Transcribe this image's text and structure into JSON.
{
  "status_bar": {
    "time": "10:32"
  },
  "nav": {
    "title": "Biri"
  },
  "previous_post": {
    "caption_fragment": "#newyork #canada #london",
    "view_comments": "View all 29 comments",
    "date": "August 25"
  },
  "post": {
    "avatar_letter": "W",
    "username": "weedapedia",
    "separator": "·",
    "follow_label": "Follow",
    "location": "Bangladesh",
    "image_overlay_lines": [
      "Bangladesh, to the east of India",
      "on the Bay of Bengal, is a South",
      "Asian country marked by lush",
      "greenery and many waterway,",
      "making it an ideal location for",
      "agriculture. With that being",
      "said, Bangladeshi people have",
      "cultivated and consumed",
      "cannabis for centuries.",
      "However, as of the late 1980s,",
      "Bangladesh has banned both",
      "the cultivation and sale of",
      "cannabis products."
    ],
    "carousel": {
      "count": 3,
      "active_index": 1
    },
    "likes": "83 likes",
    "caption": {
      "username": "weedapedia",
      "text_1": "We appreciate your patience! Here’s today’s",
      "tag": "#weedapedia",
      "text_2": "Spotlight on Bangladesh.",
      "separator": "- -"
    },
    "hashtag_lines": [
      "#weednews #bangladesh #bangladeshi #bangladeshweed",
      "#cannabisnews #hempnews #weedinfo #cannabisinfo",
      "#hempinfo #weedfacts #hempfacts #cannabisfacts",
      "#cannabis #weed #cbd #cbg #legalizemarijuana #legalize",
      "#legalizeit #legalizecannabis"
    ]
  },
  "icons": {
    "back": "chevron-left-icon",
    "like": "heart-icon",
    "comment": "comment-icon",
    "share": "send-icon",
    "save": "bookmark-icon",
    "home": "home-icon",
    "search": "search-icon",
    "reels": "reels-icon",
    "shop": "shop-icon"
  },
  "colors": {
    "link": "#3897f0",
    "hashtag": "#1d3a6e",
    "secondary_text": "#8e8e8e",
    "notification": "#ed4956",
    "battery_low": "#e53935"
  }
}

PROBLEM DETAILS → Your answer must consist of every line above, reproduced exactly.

REPLY →
Transcribe this image's text and structure into JSON.
{
  "status_bar": {
    "time": "10:32"
  },
  "nav": {
    "title": "Biri"
  },
  "previous_post": {
    "caption_fragment": "#newyork #canada #london",
    "view_comments": "View all 29 comments",
    "date": "August 25"
  },
  "post": {
    "avatar_letter": "W",
    "username": "weedapedia",
    "separator": "·",
    "follow_label": "Follow",
    "location": "Bangladesh",
    "image_overlay_lines": [
      "Bangladesh, to the east of India",
      "on the Bay of Bengal, is a South",
      "Asian country marked by lush",
      "greenery and many waterway,",
      "making it an ideal location for",
      "agriculture. With that being",
      "said, Bangladeshi people have",
      "cultivated and consumed",
      "cannabis for centuries.",
      "However, as of the late 1980s,",
      "Bangladesh has banned both",
      "the cultivation and sale of",
      "cannabis products."
    ],
    "carousel": {
      "count": 3,
      "active_index": 1
    },
    "likes": "83 likes",
    "caption": {
      "username": "weedapedia",
      "text_1": "We appreciate your patience! Here’s today’s",
      "tag": "#weedapedia",
      "text_2": "Spotlight on Bangladesh.",
      "separator": "- -"
    },
    "hashtag_lines": [
      "#weednews #bangladesh #bangladeshi #bangladeshweed",
      "#cannabisnews #hempnews #weedinfo #cannabisinfo",
      "#hempinfo #weedfacts #hempfacts #cannabisfacts",
      "#cannabis #weed #cbd #cbg #legalizemarijuana #legalize",
      "#legalizeit #legalizecannabis"
    ]
  },
  "icons": {
    "back": "chevron-left-icon",
    "like": "heart-icon",
    "comment": "comment-icon",
    "share": "send-icon",
    "save": "bookmark-icon",
    "home": "home-icon",
    "search": "search-icon",
    "reels": "reels-icon",
    "shop": "shop-icon"
  },
  "colors": {
    "link": "#3897f0",
    "hashtag": "#1d3a6e",
    "secondary_text": "#8e8e8e",
    "notification": "#ed4956",
    "battery_low": "#e53935"
  }
}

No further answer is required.